Twitter CEO Parag Agrawal broke the news on his Twitter account earlier this week, describing Musk’s decision not to accept a seat on the board as “for the best” even as he warned workers they would face “distractions ahead,” Bloomberg reported.
The uncertainty left Twitter workers feeling “super stressed” about the future, with employees reportedly “working together to help each other get through the week.”
The report cited interviews with Twitter employees who asked not to be identified while discussing the company’s inner workings. Several employees told the outlet that Twitter’s internal environment was a “s–t-show” after Musk’s deal with the board fell through.
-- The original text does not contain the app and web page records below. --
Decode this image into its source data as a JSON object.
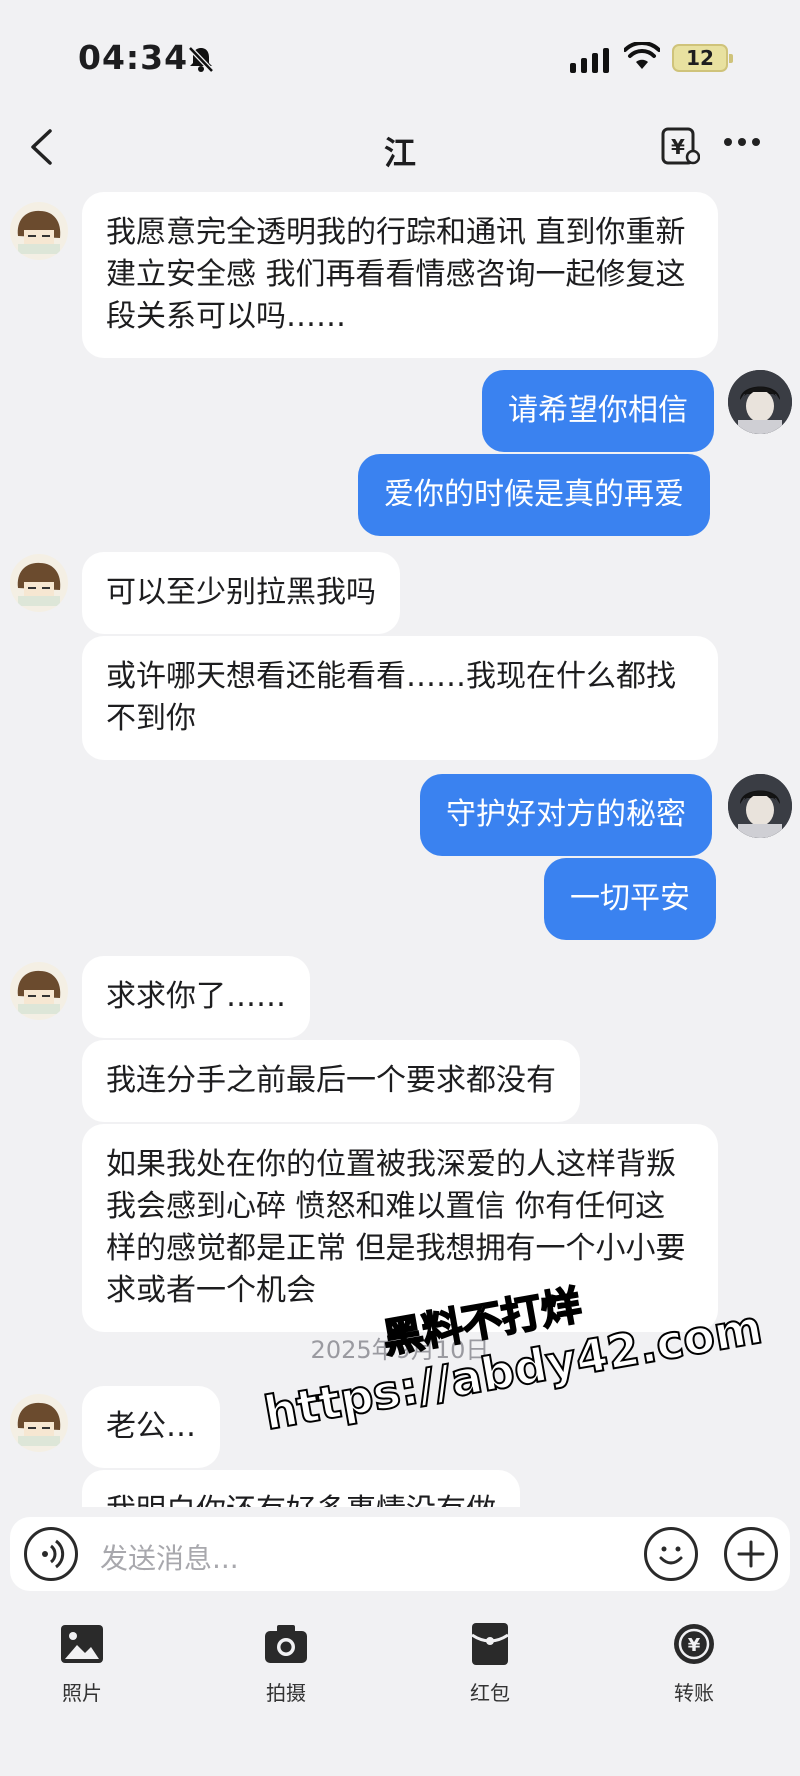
{
  "status": {
    "time": "04:34",
    "battery": "12"
  },
  "header": {
    "title": "江"
  },
  "messages": [
    {
      "side": "in",
      "text": "我愿意完全透明我的行踪和通讯 直到你重新建立安全感 我们再看看情感咨询一起修复这段关系可以吗……"
    },
    {
      "side": "out",
      "text": "请希望你相信"
    },
    {
      "side": "out",
      "text": "爱你的时候是真的再爱"
    },
    {
      "side": "in",
      "text": "可以至少别拉黑我吗"
    },
    {
      "side": "in",
      "text": "或许哪天想看还能看看……我现在什么都找不到你"
    },
    {
      "side": "out",
      "text": "守护好对方的秘密"
    },
    {
      "side": "out",
      "text": "一切平安"
    },
    {
      "side": "in",
      "text": "求求你了……"
    },
    {
      "side": "in",
      "text": "我连分手之前最后一个要求都没有"
    },
    {
      "side": "in",
      "text": "如果我处在你的位置被我深爱的人这样背叛 我会感到心碎 愤怒和难以置信 你有任何这样的感觉都是正常 但是我想拥有一个小小要求或者一个机会"
    },
    {
      "side": "in",
      "text": "老公…"
    },
    {
      "side": "in",
      "text": "我明白你还有好多事情没有做"
    }
  ],
  "date_separator": "2025年9月10日",
  "watermark": {
    "line1": "黑料不打烊",
    "line2": "https://abdy42.com"
  },
  "input": {
    "placeholder": "发送消息..."
  },
  "toolbar": {
    "photo": "照片",
    "camera": "拍摄",
    "red_packet": "红包",
    "transfer": "转账"
  },
  "colors": {
    "outgoing_bubble": "#3a82f0",
    "incoming_bubble": "#ffffff",
    "background": "#f1f1f3"
  }
}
One Twitter employee griped that Musk was likely ‘just getting started” with pushing for change at the company – a development the worker described as “unfortunate,” according to Bloomberg.
The Tesla and SpaceX CEO was invited to join the board one day after disclosing a 9.2 percent stake in Twitter earlier this month, becoming its largest shareholder.
Just days earlier, he publicly trashed the company, which he called “the de facto public town square,” for “failing to adhere to free speech principles fundamentally undermines democracy” and mulled launching his own social media platform.
“Free speech is essential to a functioning democracy. Do you believe Twitter rigorously adheres to this principle?” Musk asked users in a Twitter poll on March 28, in which over 70 percent of the 2 million voters responded “No.”
Musk — the richest person in the world with a fortune of more than $265 billion, according to Forbes — bought some 73.5 million shares of the company, worth an estimated $2.89 billion, according to an SEC filing.
The massive purchase may have violated federal law, according to financial experts. After the billionaire filed his disclosure forms, Twitter’s share price skyrocketed 30 percent.
Marc Bain Rasella, a Twitter shareholder, sued Musk for not disclosing his stake in the social media company soon enough.